"This was an outstanding class with knowledgeable and patient instructors and staff. Thanks for the teacher training."
"The number of trainers out on the range shooting portions was very helpful and reassuring for inexperienced shooters. The class was also enjoyable and engaging. Great course! Very helpful and I really appreciate all of you volunteering to host us!"
Please tell us something we did well: "You took away the intimidation factor! Friendly, relaxed atmosphere yet stressed the importance of safety and proper handling techniques. Overall awesome experience. Thank you!"
"Best weekend I've had in a long time."
Please tell us something we did well: "Making me feel comfortable with my mistakes, but also making it safe. The one-on. -one attention and critique was helpful in correcting my errors. Also, the fun atmosphere was AWESOME!"
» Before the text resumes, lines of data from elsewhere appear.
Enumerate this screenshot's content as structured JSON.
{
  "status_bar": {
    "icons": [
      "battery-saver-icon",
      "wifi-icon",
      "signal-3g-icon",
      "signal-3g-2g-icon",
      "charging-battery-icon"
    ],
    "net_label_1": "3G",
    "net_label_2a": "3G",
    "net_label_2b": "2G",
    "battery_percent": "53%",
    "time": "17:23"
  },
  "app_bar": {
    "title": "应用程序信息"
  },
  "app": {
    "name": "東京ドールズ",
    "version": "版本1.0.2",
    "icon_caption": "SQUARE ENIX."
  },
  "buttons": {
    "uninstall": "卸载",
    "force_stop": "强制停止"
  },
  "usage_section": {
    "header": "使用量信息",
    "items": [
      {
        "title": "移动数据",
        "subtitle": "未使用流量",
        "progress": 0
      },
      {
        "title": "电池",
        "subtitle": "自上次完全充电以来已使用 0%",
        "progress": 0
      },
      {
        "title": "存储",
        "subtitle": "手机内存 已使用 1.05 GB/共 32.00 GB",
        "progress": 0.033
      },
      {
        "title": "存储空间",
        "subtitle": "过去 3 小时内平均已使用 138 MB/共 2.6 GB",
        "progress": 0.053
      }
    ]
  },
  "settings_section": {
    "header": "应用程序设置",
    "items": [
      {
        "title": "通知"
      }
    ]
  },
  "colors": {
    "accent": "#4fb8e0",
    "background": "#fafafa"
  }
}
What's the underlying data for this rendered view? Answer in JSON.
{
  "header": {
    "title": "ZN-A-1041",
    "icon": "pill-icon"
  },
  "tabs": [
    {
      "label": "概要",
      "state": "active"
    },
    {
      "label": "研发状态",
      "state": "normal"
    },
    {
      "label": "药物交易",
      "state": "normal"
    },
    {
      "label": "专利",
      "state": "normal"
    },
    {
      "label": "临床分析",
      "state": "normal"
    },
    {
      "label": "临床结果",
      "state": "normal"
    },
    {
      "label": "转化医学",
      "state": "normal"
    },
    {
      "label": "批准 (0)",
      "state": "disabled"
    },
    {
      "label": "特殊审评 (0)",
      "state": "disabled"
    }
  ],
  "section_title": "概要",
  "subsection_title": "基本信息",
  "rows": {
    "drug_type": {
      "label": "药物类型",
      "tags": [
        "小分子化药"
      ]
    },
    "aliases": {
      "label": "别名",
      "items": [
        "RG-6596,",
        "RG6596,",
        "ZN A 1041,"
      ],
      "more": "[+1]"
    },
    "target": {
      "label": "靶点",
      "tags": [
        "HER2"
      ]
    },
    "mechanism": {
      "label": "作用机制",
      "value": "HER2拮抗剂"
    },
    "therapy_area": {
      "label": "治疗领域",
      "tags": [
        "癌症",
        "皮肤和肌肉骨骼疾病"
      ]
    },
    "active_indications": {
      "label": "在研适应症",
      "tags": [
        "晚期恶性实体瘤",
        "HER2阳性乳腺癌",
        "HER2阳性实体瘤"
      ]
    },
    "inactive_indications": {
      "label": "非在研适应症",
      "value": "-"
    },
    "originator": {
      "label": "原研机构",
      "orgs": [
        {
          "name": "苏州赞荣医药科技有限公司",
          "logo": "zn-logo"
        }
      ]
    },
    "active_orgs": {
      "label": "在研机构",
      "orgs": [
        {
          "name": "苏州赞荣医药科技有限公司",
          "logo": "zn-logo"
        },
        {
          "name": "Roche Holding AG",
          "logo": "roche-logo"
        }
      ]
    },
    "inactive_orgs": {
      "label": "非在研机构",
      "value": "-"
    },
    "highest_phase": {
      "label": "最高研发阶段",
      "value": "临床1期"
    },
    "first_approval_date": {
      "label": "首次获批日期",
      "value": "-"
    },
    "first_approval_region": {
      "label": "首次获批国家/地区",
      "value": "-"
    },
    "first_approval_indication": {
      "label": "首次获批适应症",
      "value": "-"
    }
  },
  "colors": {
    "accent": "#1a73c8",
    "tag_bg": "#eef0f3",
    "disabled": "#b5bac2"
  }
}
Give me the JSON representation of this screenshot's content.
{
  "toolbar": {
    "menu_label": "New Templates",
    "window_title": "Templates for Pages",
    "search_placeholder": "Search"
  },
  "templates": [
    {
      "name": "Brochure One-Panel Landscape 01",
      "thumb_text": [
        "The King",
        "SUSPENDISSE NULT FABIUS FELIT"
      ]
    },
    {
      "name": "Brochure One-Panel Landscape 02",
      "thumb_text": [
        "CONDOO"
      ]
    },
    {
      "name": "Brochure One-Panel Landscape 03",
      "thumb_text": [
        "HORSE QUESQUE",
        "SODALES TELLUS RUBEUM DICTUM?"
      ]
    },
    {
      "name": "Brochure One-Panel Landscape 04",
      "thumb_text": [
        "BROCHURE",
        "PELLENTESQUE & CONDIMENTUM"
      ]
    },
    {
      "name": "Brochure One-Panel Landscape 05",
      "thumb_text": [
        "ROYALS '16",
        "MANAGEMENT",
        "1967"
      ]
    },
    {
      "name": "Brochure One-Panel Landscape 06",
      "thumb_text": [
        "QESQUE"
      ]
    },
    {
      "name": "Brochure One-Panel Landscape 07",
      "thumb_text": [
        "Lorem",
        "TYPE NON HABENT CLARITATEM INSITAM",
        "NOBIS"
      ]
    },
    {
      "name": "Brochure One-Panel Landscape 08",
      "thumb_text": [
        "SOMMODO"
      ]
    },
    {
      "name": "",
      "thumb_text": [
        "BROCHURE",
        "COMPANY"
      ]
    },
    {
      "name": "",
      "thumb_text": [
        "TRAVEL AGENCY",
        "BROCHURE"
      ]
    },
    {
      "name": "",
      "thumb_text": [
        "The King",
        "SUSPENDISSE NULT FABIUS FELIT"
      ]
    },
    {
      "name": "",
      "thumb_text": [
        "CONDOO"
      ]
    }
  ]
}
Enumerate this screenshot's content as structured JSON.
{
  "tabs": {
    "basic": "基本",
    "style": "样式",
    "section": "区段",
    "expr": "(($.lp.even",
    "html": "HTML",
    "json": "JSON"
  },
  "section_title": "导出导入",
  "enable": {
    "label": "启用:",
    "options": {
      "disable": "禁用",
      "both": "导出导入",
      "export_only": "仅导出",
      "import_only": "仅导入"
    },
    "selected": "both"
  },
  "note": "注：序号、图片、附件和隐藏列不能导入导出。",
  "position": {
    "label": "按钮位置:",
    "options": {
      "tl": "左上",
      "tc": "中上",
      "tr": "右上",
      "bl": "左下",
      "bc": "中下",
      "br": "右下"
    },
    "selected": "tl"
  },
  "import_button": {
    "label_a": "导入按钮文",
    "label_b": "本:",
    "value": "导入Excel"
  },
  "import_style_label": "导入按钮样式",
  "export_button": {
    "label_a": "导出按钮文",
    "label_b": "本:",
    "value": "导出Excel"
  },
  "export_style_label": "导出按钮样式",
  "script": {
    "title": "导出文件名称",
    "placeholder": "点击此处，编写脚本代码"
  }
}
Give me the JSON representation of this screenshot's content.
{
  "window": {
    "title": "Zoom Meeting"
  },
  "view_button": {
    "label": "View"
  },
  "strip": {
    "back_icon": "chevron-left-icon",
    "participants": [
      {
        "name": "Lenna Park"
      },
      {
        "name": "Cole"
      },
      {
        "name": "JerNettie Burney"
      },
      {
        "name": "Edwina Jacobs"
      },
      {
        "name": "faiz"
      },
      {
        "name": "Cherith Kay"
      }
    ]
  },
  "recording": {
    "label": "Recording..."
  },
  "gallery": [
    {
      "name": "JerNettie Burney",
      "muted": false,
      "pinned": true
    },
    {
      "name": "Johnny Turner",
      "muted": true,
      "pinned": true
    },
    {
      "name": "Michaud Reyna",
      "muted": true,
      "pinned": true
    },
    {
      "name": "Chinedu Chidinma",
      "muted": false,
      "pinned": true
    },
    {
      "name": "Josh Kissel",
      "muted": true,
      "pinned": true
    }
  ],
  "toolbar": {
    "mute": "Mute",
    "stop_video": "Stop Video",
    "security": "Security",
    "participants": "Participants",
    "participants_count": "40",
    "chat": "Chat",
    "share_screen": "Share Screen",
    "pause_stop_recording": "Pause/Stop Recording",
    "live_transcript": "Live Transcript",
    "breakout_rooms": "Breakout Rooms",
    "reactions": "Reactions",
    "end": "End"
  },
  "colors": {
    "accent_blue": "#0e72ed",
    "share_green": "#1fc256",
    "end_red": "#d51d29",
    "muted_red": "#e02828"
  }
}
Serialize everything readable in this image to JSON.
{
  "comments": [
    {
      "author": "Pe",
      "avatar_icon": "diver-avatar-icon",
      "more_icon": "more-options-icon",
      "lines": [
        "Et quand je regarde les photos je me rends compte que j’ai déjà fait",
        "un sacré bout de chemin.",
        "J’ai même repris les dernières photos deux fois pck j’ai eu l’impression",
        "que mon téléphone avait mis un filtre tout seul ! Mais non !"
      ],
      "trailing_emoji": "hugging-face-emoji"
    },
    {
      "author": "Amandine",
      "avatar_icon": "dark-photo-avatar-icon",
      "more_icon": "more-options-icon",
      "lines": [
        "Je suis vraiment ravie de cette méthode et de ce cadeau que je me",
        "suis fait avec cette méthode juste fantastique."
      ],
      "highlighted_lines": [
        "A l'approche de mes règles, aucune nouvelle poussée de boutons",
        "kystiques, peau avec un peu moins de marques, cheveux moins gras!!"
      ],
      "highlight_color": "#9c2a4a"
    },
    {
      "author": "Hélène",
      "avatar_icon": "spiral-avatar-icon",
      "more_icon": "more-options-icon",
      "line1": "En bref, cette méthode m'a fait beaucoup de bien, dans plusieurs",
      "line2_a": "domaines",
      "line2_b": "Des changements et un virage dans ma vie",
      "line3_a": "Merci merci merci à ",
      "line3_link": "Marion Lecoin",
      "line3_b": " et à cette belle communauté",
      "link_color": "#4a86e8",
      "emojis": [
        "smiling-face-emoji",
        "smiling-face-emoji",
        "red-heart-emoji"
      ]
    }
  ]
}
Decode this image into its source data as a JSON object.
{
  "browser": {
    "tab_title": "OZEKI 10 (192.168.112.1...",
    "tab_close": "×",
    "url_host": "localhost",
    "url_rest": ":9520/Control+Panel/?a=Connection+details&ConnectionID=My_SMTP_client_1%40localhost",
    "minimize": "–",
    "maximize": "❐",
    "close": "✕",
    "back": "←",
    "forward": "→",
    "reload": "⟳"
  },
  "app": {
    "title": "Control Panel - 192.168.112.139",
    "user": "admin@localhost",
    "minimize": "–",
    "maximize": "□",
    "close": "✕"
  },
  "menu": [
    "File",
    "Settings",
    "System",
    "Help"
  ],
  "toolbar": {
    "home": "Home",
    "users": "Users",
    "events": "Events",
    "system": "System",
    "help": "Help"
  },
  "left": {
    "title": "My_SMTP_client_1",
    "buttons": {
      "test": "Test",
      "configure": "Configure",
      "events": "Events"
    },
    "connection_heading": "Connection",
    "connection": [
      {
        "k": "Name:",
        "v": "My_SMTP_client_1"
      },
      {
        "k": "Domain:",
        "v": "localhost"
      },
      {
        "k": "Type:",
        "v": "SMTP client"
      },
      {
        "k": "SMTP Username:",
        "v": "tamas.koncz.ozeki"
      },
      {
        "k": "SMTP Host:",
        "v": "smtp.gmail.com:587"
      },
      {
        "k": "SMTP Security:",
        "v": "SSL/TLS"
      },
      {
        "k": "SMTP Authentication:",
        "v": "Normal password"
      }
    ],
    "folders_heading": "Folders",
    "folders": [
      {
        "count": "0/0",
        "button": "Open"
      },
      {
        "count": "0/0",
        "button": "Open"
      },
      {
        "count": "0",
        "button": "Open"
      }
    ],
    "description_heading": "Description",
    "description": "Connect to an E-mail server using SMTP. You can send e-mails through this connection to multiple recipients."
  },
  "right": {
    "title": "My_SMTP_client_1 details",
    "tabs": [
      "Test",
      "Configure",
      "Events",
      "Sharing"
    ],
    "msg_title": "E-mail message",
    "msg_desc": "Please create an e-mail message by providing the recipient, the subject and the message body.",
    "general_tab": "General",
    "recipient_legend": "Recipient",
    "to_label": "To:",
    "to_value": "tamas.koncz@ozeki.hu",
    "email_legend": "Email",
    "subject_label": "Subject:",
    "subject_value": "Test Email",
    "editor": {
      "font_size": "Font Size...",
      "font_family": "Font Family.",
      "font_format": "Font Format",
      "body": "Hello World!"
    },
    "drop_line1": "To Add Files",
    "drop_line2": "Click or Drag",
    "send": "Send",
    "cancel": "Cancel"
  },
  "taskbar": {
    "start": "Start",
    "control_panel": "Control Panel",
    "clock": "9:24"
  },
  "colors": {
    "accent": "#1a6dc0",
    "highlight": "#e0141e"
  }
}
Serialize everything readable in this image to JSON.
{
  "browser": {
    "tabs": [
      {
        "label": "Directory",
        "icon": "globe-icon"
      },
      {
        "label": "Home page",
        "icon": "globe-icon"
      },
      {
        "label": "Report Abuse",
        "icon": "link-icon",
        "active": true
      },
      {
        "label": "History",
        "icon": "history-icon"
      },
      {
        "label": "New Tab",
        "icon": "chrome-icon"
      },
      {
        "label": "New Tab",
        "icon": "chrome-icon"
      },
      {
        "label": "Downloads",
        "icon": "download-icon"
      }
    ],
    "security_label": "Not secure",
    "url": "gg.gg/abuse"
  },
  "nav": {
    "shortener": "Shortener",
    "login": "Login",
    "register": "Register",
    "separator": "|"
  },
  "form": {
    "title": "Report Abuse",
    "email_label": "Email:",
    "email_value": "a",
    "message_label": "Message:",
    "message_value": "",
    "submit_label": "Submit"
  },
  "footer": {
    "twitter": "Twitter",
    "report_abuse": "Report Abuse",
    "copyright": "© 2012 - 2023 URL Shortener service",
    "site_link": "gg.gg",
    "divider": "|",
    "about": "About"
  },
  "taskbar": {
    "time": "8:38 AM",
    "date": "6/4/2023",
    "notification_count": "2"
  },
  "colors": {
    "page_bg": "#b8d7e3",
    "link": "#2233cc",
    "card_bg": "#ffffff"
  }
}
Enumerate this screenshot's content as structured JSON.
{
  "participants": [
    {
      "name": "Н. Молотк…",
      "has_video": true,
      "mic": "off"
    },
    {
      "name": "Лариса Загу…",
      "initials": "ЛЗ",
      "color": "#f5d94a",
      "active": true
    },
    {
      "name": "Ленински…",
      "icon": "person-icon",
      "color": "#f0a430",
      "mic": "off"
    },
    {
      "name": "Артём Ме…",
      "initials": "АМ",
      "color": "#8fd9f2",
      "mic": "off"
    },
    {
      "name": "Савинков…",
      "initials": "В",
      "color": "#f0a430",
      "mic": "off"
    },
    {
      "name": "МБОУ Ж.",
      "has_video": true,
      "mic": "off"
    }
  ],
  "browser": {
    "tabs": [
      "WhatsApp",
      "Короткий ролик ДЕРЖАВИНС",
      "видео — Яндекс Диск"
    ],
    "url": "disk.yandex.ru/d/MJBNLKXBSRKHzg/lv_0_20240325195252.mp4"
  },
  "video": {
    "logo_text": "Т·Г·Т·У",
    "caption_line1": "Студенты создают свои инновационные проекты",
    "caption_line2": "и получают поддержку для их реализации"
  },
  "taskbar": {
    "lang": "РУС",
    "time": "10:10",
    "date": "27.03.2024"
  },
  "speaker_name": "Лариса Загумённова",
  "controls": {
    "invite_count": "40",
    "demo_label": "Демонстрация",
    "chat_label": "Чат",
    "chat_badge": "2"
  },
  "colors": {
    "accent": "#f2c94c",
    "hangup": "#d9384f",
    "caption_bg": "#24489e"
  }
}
"Instructors were excellent! Always friendly and helpful. I wish my bootcamp was so helpful and professional! Great learning environment. …Explanation and demonstration was awesome."
How do you feel this course could be improved: "I wish we could have had more range time, especially the simulated pressure (yelling at us, etc.)"
We only fired just shy of 250 rounds…
"…Seriously – the BEST instructors that put you at ease. Fantastic course!"
"After this weekend, I feel much more comfortable with handguns and the laws about them."
"Good balance between times of educational and experiential learning. It might be improved by taking another day or two to cover the material… Great instructors and a great overall experience."
Those are just from the top third of the evaluations.
Shannon Watts, Gabby Giffords and the like depend on people unfamiliar with guns. Not only that, but gun control in general depends on people feeling scared of guns.
This weekend, we took the mystery out of guns for these roughly three dozen teachers. What's more, we expect they will share their positive experience with their friends, family and fellow school staff members.
All of which stands as more bad new for those who would strip Americans of their gun rights.
The Rev was supposed to just yell at me, not physically bump me to increase the stress during the malfunction clearing demonstration. It worked out just fine though!